I have just planted late Radishes in the seed bed, and Spring onions. There is one big difference in the way that I'm planting now; I have bought a good yardage of very thin fleece I think it is called, and with a garden seething wth birds of about 15 different species, I may have more success with veggies than hitherto!! If it goes on warm I shall even have some spring onions before long.
Last night I could positively feel the warmth of the soil coming up from the ground, unlike spring time when you can still feel the cold therefrom!
The grape vine seedlings are so far, so successful that i am wondering where I can put the post and wire on which to train them.
I don't know how many of us train produce, being mainly veggie gardening, but I have an acquaintance who claims to leave his cabbage "trunks" in over the winter and get a new crop from it the following year.They are pretty enormously thick!
For all valuabe fruit growing and shrubs, a good knowledge of training/topiary is essential.
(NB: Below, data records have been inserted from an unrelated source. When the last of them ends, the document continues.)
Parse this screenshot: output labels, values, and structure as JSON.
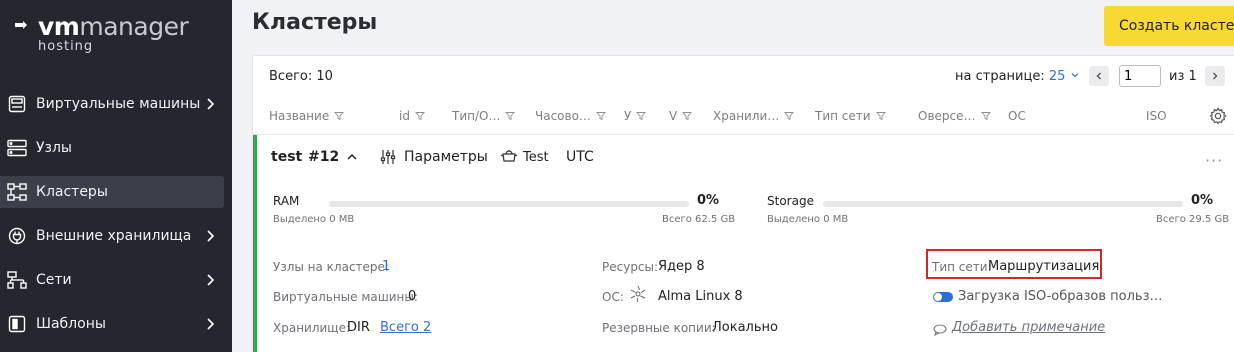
{
  "logo": {
    "vm": "vm",
    "manager": "manager",
    "sub": "hosting"
  },
  "sidebar": {
    "items": [
      {
        "label": "Виртуальные машины",
        "icon": "vm-icon",
        "chevron": true
      },
      {
        "label": "Узлы",
        "icon": "nodes-icon",
        "chevron": false
      },
      {
        "label": "Кластеры",
        "icon": "clusters-icon",
        "chevron": false,
        "active": true
      },
      {
        "label": "Внешние хранилища",
        "icon": "plug-icon",
        "chevron": true
      },
      {
        "label": "Сети",
        "icon": "network-icon",
        "chevron": true
      },
      {
        "label": "Шаблоны",
        "icon": "template-icon",
        "chevron": true
      }
    ]
  },
  "header": {
    "title": "Кластеры",
    "create_button": "Создать кластер"
  },
  "list": {
    "total": "Всего: 10",
    "per_page_label": "на странице:",
    "per_page_value": "25",
    "page": "1",
    "of": "из 1"
  },
  "columns": [
    "Название",
    "id",
    "Тип/О…",
    "Часово…",
    "У",
    "V",
    "Хранили…",
    "Тип сети",
    "Оверсе…",
    "ОС",
    "ISO"
  ],
  "cluster": {
    "name": "test",
    "id": "#12",
    "params_label": "Параметры",
    "test_label": "Test",
    "timezone": "UTC",
    "ram": {
      "label": "RAM",
      "pct": "0%",
      "used": "Выделено 0 MB",
      "total": "Всего 62.5 GB",
      "fill": 0
    },
    "storage": {
      "label": "Storage",
      "pct": "0%",
      "used": "Выделено 0 MB",
      "total": "Всего 29.5 GB",
      "fill": 0
    },
    "nodes_label": "Узлы на кластере:",
    "nodes_value": "1",
    "vms_label": "Виртуальные машины:",
    "vms_value": "0",
    "storage_label": "Хранилище:",
    "storage_value": "DIR",
    "storage_link": "Всего 2",
    "resources_label": "Ресурсы:",
    "resources_value": "Ядер 8",
    "os_label": "ОС:",
    "os_value": "Alma Linux 8",
    "backup_label": "Резервные копии:",
    "backup_value": "Локально",
    "net_label": "Тип сети:",
    "net_value": "Маршрутизация",
    "iso_toggle_label": "Загрузка ISO-образов польз…",
    "note_link": "Добавить примечание"
  },
  "colors": {
    "accent": "#f8d832",
    "sidebar": "#24272e",
    "link": "#2f6fd9",
    "status": "#34a853",
    "highlight": "#d82424"
  }
}
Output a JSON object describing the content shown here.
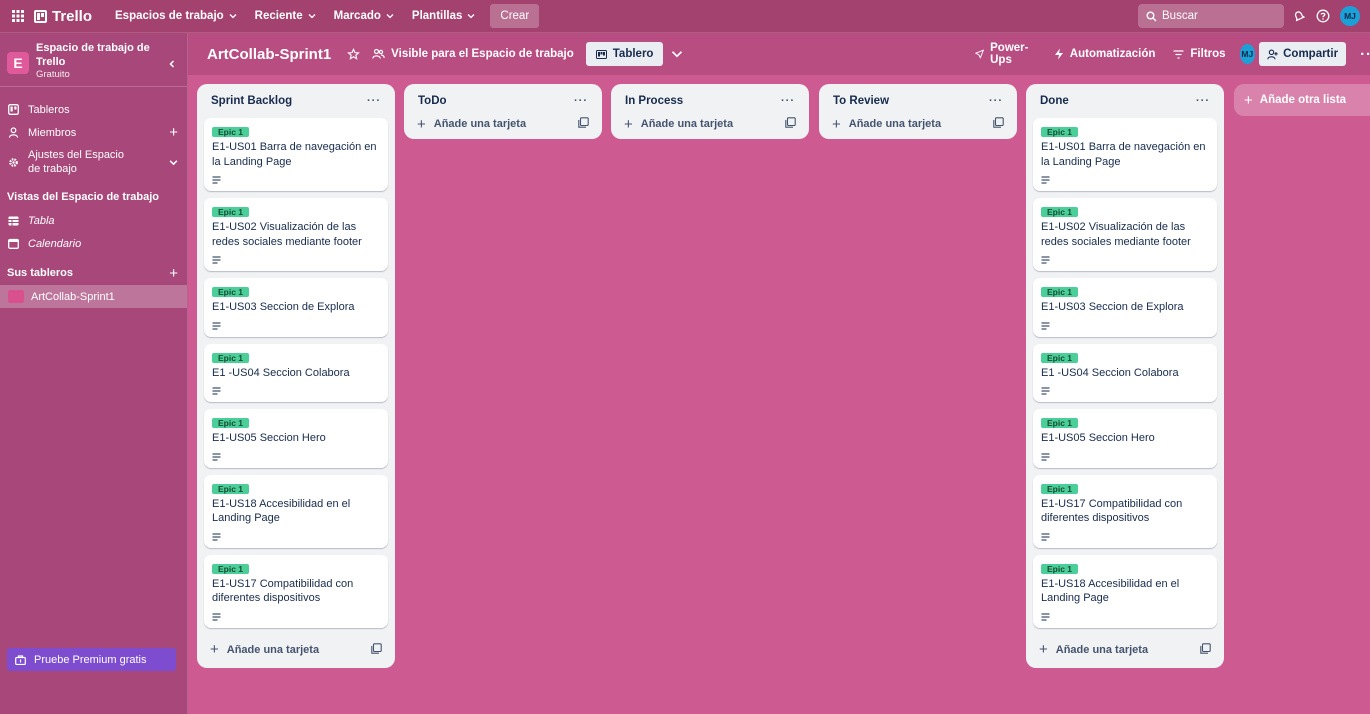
{
  "topnav": {
    "brand": "Trello",
    "menus": [
      "Espacios de trabajo",
      "Reciente",
      "Marcado",
      "Plantillas"
    ],
    "create": "Crear",
    "search_placeholder": "Buscar",
    "avatar": "MJ"
  },
  "sidebar": {
    "workspace_initial": "E",
    "workspace_name": "Espacio de trabajo de Trello",
    "workspace_plan": "Gratuito",
    "items": [
      {
        "label": "Tableros",
        "icon": "board-icon"
      },
      {
        "label": "Miembros",
        "icon": "person-icon"
      },
      {
        "label": "Ajustes del Espacio de trabajo",
        "icon": "gear-icon"
      }
    ],
    "views_title": "Vistas del Espacio de trabajo",
    "views": [
      "Tabla",
      "Calendario"
    ],
    "boards_title": "Sus tableros",
    "boards": [
      "ArtCollab-Sprint1"
    ],
    "premium": "Pruebe Premium gratis"
  },
  "board_header": {
    "title": "ArtCollab-Sprint1",
    "visibility": "Visible para el Espacio de trabajo",
    "view": "Tablero",
    "powerups": "Power-Ups",
    "automation": "Automatización",
    "filters": "Filtros",
    "avatar": "MJ",
    "share": "Compartir"
  },
  "lists": [
    {
      "title": "Sprint Backlog",
      "cards": [
        {
          "label": "Epic 1",
          "title": "E1-US01 Barra de navegación en la Landing Page"
        },
        {
          "label": "Epic 1",
          "title": "E1-US02 Visualización de las redes sociales mediante footer"
        },
        {
          "label": "Epic 1",
          "title": "E1-US03 Seccion de Explora"
        },
        {
          "label": "Epic 1",
          "title": "E1 -US04 Seccion Colabora"
        },
        {
          "label": "Epic 1",
          "title": "E1-US05 Seccion Hero"
        },
        {
          "label": "Epic 1",
          "title": "E1-US18 Accesibilidad en el Landing Page"
        },
        {
          "label": "Epic 1",
          "title": "E1-US17 Compatibilidad con diferentes dispositivos"
        }
      ],
      "add": "Añade una tarjeta"
    },
    {
      "title": "ToDo",
      "cards": [],
      "add": "Añade una tarjeta"
    },
    {
      "title": "In Process",
      "cards": [],
      "add": "Añade una tarjeta"
    },
    {
      "title": "To Review",
      "cards": [],
      "add": "Añade una tarjeta"
    },
    {
      "title": "Done",
      "cards": [
        {
          "label": "Epic 1",
          "title": "E1-US01 Barra de navegación en la Landing Page"
        },
        {
          "label": "Epic 1",
          "title": "E1-US02 Visualización de las redes sociales mediante footer"
        },
        {
          "label": "Epic 1",
          "title": "E1-US03 Seccion de Explora"
        },
        {
          "label": "Epic 1",
          "title": "E1 -US04 Seccion Colabora"
        },
        {
          "label": "Epic 1",
          "title": "E1-US05 Seccion Hero"
        },
        {
          "label": "Epic 1",
          "title": "E1-US17 Compatibilidad con diferentes dispositivos"
        },
        {
          "label": "Epic 1",
          "title": "E1-US18 Accesibilidad en el Landing Page"
        }
      ],
      "add": "Añade una tarjeta"
    }
  ],
  "add_list": "Añade otra lista",
  "colors": {
    "board_bg": "#cd5a91",
    "topbar": "#a3416f",
    "sidebar": "#a8477a",
    "label_green": "#4bce97",
    "premium": "#7d4ccf"
  }
}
I'm just extracting Apple juice and wondering which branches to have for fire wood since the apples are getting smaller on the non-sun side of the tree. Thought for two or three nights of warmth from Malus, not the divine Oak, but pretty darned good all the same!
Acorns were eaten in times of poor crops 3-400 years ago, but not necessarily with good effect on the metabolism, by all accounts. Lupin bean seeds are an alternative to Broad beans and Soy beans.Argetnina has glorious displays of edible Lupin by the roadside which have now been abandoned in favour of the mass produced Soy from the very fertile plains near Brazil/Paraguay.
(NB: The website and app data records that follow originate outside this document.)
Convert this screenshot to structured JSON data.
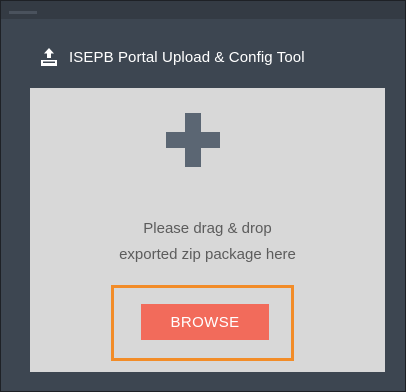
{
  "header": {
    "title": "ISEPB Portal Upload & Config Tool",
    "icon": "upload-tray-icon"
  },
  "dropzone": {
    "icon": "plus-icon",
    "text_line1": "Please drag & drop",
    "text_line2": "exported zip package here",
    "browse_label": "BROWSE"
  },
  "colors": {
    "panel_background": "#3d4651",
    "dropzone_background": "#d8d8d8",
    "plus_icon": "#5b6673",
    "browse_button": "#f26b5b",
    "highlight_border": "#f28c28",
    "title_text": "#ffffff",
    "drop_text": "#5c5c5c"
  }
}
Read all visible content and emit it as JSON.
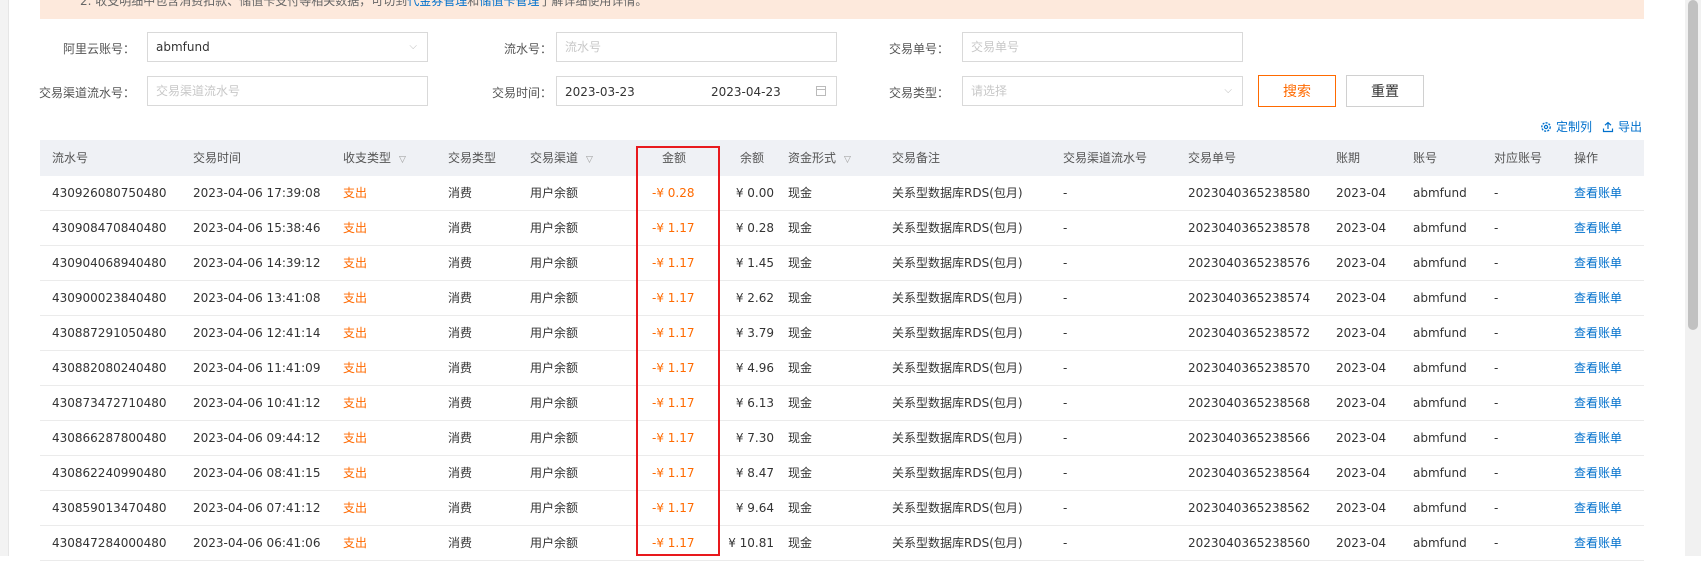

I came across a Pakistan citizen of these islands harvesting poppy seed from the decaying poppies in a Hyde Park Garden a few weeks ago, which made me laugh. He thought he was stealing, but he was only helping keep the garden tidy with some pruning. He wanted them for his bread top.
I was most disappointed to find that I only had one species of poppy flower left, the blessed Flanders poppy, single petals, so I looked long and hard and then longer and harder, and discovered that in fact entirely unplanted/seeded by me, there were/are seven species/varieties of poppy in the garden (Papaver/Meconopsis whatever). All the other species, and they are all edible according to my Hyde Park adviser, are taller and stronger than the Flanders variety, which also comes out earlier than the others. I do now know which species I need to buy again to get back to the 15 or so varieties I had flowering 3-4 years ago, including one delightful little miss called "Candytuft" which is probably hybridised or X'ed in some way.
Knowing when to harvest the seed is a problem. You may say that it does not matter as long as there are germs there, but ripeness of seed is surely an important factor in the potential for new increase/growing the following year? It may be that i harevsted them too early one year, but it is mighty difficult hanging around until they are ready to spread themselves, in whichever way they do!